Okasha: To quote Jimi Hendrix: ‘Music is a safe kind of high.’
The sense of openness and improvisation within the materials you use to deconstruct and reconstruct your work appears to be a fundamental part of your practice. Is that something you have intentionally developed when assembling the Mesh Mask and the Sunflower Mesh pieces?
Okasha: Mesh is the aesthetic embodiment of my heritage and childhood in Egypt. Most of our windows were made from mesh. I developed these works lucidly. However the mesh is raw. When you are revealing something consciously, you are also revealing the organic, or raw process. The deconstruction of the mesh visually reconstructs the memories of my youth. That will always be a core feature within my work. Nothing I do is improvised!
‘Love is maintenance, fade away. That should be the title of my first album…’
You call your home and gallery The Inflatable Space. How did the name come about?
Okasha: The Inflatable Space name came from the underlying importance for my home to be my place of work. My home is a part of the exhibition itself. It’s ‘inflatable’ because it can be an exhibition space, or a bookstore, or a cinema, or all of the above in one. I like to think of it as an architectural triptych. I adapt the space by day and by night. I make my bed every night and disassemble it every morning. The essence of inflatable objects is the fastest way to transform a space. I’m not particularly interested in showing my work in a white wall gallery unless a curator would allow me to dismantle and domesticate the space. I’m not really into things that are ephemeral so whilst the space can be transformed, its location will remain permanent… as long as I can afford for it to remain permanent!
How did you find the space? You once told me that you specifically wanted to live in a mews house because Francis Bacon lived in one too.
Okasha: You are able to put one foot in your house and the other on the street at the same time. There’s something rewarding about feeling instantly free at any given moment. Do I sound pathetic in claiming it’s a homage to Francis Bacon just because he lived in a mews house in South Kensington?

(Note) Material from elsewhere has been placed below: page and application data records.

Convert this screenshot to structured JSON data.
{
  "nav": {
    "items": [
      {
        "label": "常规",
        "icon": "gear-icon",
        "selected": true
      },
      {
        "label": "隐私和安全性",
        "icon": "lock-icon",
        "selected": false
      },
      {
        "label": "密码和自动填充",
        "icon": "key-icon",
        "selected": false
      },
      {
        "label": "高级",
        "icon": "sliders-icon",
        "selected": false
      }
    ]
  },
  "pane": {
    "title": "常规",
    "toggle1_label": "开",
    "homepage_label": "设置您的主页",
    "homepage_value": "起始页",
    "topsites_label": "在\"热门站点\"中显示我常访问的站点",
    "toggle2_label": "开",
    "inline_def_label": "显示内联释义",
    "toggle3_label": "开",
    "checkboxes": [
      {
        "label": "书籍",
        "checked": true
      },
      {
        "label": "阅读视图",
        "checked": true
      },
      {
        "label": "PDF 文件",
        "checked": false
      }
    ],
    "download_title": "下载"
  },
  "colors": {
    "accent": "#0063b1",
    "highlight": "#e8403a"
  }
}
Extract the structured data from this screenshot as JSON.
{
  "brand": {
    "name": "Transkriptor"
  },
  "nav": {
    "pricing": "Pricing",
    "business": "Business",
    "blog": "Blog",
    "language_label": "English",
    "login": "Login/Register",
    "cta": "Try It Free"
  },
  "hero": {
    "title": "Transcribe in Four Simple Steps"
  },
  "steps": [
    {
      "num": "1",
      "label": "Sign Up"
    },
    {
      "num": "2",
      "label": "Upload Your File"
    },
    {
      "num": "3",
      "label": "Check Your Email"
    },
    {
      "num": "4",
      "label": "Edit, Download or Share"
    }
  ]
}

I don’t think it’s a bad thing to want to emulate other artists. Younger artists often appear so desperate to find a ‘uniqueness’ that they coincidentally end up being a pale imitation of their predecessors. It irks me. Of course young artists should always consider the likes of Francis Bacon. I consider the past to live in the present.
How important has your understanding of fashion been to your work and your ability to express yourself creatively and visually? When I first visited the Inflatable Space, I immediately noticed the Christopher Nemeth Louis Vuitton coat Kim Jones designed.
Okasha: I’ve always had a passion for fabrics and the way in which clothes move with the body. I am more interested in the idea of deconstructing fabric, similarly to what I’ve done with my art works. The way that the fabrics are cut are like brush strokes, or colour blocking. Imagine Rothko meets Issey Miyake. Clothing can be an art performance – just look at the Homme Plisse or Hussein Chalayan shows. A fashion designer does not necessarily have to collaborate with an artist to intersect the two. Miyake’s pleats bounce with the body – they are palpable. That’s as much art as it is fashion. It’s sartorial origami. The performances in the shows themselves are so deeply rooted in art. Everything people love about 80s fashion is predominantly a form of art. Silhouette is an artform. Look at how Dries assembles his patterns.
It becomes very obvious when one sees your space that the feeling of domesticity is so deeply interwoven in your DNA. We’ve spoken about the importance that The Inflatable Space has on your work, but what would you like it to reveal about yourself?
Okasha: Art should activate emotion and identity beyond just serving the viewer as an instant decoration. My home is my gallery. If you don’t come to my home, then you are unable to experience my artworks and what I want to communicate to the viewer through The Inflatable Space.
Photographs by Dexter Navy
Photography assistant: Dylan Massara